So as the death toll rises, the leading cause of death for black males aged 10-24 fails to shock anyone – it’s homicide. But you might be surprised to know that doctors are doing little to nothing about it.

In the wake of Sandy Hook, the response from physicians, and pediatricians in particular, was astounding. But as boys who could be my sons and men who could be my father, lie in the street, week after week, the medical profession is silent and I’m frankly appalled.

These deaths should weigh on every physician’s professional conscience. They rip into the very fabric of our degree and challenge the meaning of practices essential to modern medicine – harm reduction and disease prevention. If we, as a field, fail to even acknowledge the lives lost, let alone devise systematic interventions, at a certain point, we fail to honor the oath of our practice and to serve the core of our professional obligations.

Targeted police violence against African-Americans is a public health problem and it uniquely affects children. Yet to this date, there has been no public statement on behalf of the American Academy of Pediatrics, or any other professional medical association to my knowledge, recognizing the tragic deaths of African-American men and boys across this nation. So while my lone voice is hardly sufficient, I offer these words as a part of my professional responsibility to care for the lives of all my patients, big and small.

  • The toll police killings take on black families, including those not directly involved in the events of violence, matters and the chronic stress it generates may adversely affect family dynamics, community safety, and the mental and physical health of African-Americans of all ages.
  • Adolescents, both male and female, commonly participate in risk-taking behaviors as a part of their development as youth.
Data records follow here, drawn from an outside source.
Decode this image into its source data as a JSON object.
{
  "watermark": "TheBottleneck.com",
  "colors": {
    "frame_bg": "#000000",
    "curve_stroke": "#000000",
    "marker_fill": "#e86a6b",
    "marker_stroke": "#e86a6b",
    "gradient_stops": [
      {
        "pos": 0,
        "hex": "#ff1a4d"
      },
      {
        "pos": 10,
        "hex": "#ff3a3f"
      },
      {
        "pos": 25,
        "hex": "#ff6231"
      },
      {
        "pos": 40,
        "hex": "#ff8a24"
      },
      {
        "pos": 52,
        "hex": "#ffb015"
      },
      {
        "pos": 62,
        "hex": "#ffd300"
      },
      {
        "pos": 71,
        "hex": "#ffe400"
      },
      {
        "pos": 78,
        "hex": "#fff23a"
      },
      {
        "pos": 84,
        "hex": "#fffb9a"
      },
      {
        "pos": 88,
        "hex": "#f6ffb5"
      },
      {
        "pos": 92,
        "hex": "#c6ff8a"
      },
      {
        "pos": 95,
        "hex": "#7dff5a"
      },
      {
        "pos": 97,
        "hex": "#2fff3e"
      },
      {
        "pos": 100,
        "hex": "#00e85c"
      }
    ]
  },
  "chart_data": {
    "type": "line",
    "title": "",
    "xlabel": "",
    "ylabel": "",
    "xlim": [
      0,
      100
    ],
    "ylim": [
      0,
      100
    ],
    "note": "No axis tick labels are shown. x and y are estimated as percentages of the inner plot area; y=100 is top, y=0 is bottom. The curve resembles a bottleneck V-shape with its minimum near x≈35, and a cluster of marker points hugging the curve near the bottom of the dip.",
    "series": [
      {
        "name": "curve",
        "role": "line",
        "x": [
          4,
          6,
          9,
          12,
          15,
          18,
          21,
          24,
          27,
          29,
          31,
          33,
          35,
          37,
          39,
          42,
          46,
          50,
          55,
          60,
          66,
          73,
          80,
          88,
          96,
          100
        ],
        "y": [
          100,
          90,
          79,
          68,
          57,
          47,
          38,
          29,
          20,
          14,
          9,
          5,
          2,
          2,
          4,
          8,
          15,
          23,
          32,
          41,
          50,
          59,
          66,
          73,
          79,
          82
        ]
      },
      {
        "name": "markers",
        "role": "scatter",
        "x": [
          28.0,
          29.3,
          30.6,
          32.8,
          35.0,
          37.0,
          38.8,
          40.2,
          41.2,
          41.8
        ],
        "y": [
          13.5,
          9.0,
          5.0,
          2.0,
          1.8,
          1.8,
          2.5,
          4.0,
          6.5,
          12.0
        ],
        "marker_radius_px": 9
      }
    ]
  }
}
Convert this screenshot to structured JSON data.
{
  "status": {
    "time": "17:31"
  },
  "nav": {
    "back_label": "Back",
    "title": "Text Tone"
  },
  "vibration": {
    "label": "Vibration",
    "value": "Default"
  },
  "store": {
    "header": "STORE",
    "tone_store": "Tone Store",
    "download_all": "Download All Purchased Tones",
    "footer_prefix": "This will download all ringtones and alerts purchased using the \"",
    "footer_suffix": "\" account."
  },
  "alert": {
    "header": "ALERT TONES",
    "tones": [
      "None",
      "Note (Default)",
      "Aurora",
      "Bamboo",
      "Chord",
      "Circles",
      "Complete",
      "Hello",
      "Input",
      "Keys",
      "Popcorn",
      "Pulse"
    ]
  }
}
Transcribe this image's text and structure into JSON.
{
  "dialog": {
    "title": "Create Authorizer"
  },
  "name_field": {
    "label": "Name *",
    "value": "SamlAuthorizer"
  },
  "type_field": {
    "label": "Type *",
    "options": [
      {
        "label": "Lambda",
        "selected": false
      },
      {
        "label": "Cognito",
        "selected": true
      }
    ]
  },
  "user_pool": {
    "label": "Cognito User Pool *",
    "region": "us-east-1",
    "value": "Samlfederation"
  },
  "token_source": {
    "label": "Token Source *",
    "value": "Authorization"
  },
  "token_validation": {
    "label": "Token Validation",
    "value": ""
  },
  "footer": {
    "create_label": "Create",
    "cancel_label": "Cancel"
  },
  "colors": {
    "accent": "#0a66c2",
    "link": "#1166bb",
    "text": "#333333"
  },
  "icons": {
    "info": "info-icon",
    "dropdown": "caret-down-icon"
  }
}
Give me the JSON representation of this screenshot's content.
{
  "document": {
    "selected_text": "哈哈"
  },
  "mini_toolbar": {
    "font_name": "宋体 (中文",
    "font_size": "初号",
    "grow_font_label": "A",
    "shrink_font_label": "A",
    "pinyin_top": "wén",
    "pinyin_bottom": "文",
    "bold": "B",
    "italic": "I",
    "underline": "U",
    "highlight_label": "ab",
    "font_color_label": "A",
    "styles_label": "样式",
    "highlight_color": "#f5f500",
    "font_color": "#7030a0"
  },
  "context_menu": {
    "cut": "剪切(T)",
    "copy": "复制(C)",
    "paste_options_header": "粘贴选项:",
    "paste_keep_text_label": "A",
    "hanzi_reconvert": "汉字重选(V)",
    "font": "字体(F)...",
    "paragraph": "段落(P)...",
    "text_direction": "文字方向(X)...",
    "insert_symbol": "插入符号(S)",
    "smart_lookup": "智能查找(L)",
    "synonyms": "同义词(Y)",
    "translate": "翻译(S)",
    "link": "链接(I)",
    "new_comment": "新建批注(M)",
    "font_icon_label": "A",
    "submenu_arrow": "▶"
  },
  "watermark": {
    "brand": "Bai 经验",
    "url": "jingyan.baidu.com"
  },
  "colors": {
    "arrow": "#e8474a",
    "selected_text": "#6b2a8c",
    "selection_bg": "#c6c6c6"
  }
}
Those same behaviors can have significant and lasting costs for African-Americans, as they may suffer higher rates of arrest, incarceration, and death.
  • Efforts should be taken on behalf of physicians caring for black families to discuss the toll police killings have on health. If there is concern for impending danger, appropriate referrals to local authorities and community organizations should be sought on behalf of the physician, nurse, or medical staff.
  • Preventative health screening guidelines for children and adults should include risks of gun violence, including police violence.
  • Training will be needed for physicians to appropriately discuss these concerns with families, screen youth for risk behaviors, and refer at-risk individuals to further services.
  • Funding for clinical interventions to address police killings should also support local organizations that work to decrease community violence.

Too many parents tuck their children into bed, only to worry that tomorrow, their curious 10-year-old may be the victim of police-related violence because the combination of a growth spurt and black skin threatened their life. Too many physicians either don’t know that, or don’t care. Because I’d have to imagine that if we knew and cared, we’d be doing something very different in medicine.

This is my plea for us to do something different. Silence is not okay. This is our responsibility, just as it is for all Americans to re-think what these deaths mean for our society. Because if this legacy of violence isn’t weighing on everyone’s conscience, we are all doing something wrong.